Nephrogenic systemic fibrosis mostly seen in ESRD and dialysis patients.
Presents as thick, indurated plaques on the extremities and the trunk similar to
scleroderma.

D- Management:
Treatment includes:
immunosuppressive agents.
phototherapy.
topical steroids.
Retinoids.
Photophoresis.
6. Cutaneous manifestation of hyperlipidemia syndromes:

6.1 Xanthelasma palpebrarum:


A-Definition:
It is a yellow plaque that occur near the inner canthus of the eyelid and are often associated
with atherosclerosis, dyslipidemia, and coronary artery disease.

B- Clinical presentation:
Xanthelasma palpebrarum is the most common of the xanthomas
It is asymptomatic
bilateral and symmetric
Can be associated with any type of primary hyperlipoproteinemia .Also, could be
without hyperlipidemia.

C- Management:
topical trichloroacetic acid.
Electrodesiccation.
laser therapy.
surgical excision.

6.2 Tendinous xanthomas:


A-Definition:
It is a Cholestrol deposition and clinically manifested by papules and nodules found in the
tendons of the hands, feet, and Achilles.

B- Clinical presentation:
It is commonly seen on the Achilles tendon followed by the hands, feet, elbows, and
knees.
It is the least responsive xanthoma to treatment.
Mostly seen in patients with familial hypercholesterolemia.
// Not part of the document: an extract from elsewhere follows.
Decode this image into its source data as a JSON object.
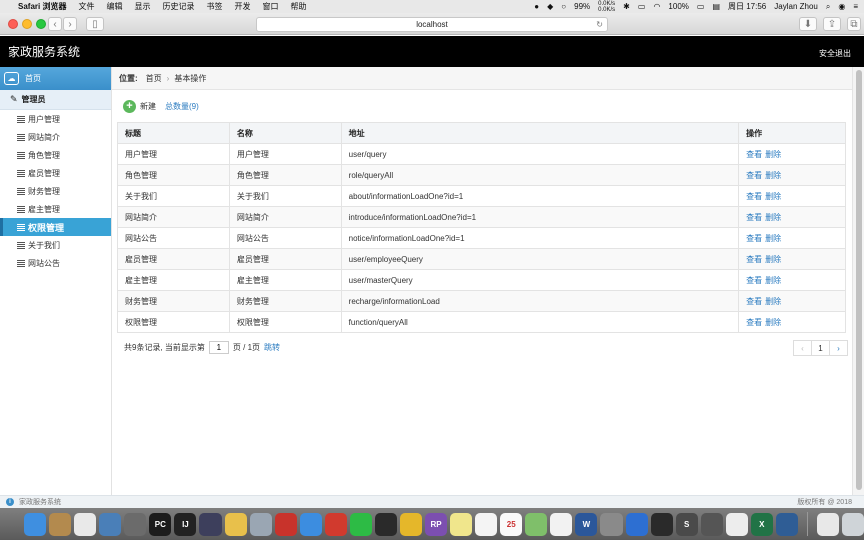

6.3 Tuberous xanthomas:


A-Definition:
They are firm and non-tender cutaneous and subcutaneous yellowish nodules on extensor
surfaces.

B- Clinical presentation:
It is mostly associated with familial dysbetalipoproteinemia.
It may resolve after months of treatment with lipid lowering agents.
6.4 Eruptive xanthomas:
A-Definition:
They are painless, yellowish papules on an erythematous base that present as grouped lesions
on trunk, elbows and buttocks.

B- Etiology:
They are usually associated with Hypertriglyceridemia.

C- Clinical presentation:
They could be seen in poorly controlled diabetes and acute pancreatitis.
They usually resolve in few weeks after therapy.

6.5 Planar xanthomas:


A-Definition:
They are elevated cutaneous yellowish-orange deposits on palmar creases.

B- Clinical presentation:
It is usually associated with familial dysbetalipoproteinemia.
7. MCQs

1- A patient who is known case of ulcerative colitis referred to the dermatology clinic
due to his complaining of a painful well defined ulcerative lesion. The most likely
diagnosis is :
A-Pyoderma gangrenosum

B- Dermatitis herpetiformis
C- Necrobiosis lipoidica
D- Porphyria cutanea tarda.

2- 47 Year old female presents with brown patches in the axilla, Which One of the
following is the most recognized clinical feature of acanthosis nigricans:
A - They are small, pedunculated, soft papules on the skin found coomnly on the neck.
B -Thickening of the hands with tiny papules on fingers and stiff joints , but without
discoloration
C- It is usually found in obese patints.
D- Diffuse purple skin pigmentation fond on the back, abdomen and shoulder.

3- Patients has abnormal bowel movements, Perianal ulcer,Mouth apthous ulcer(Patient


diagnosed with Crohn Disease ). What is the most likely of the following skin
manifestations can go with the previous clinical picture?
A- Non-tender Ulcers on the calf.
B- Un ulcerated tender nodule on the shin.
C-Small, pedunculated, soft papules on the neck
D-Small severely pruritic vesicular lesions found in a symmetric distribution of both
upper and lower extensor surfaces.

Answers:
1-A , 2-C, 3-B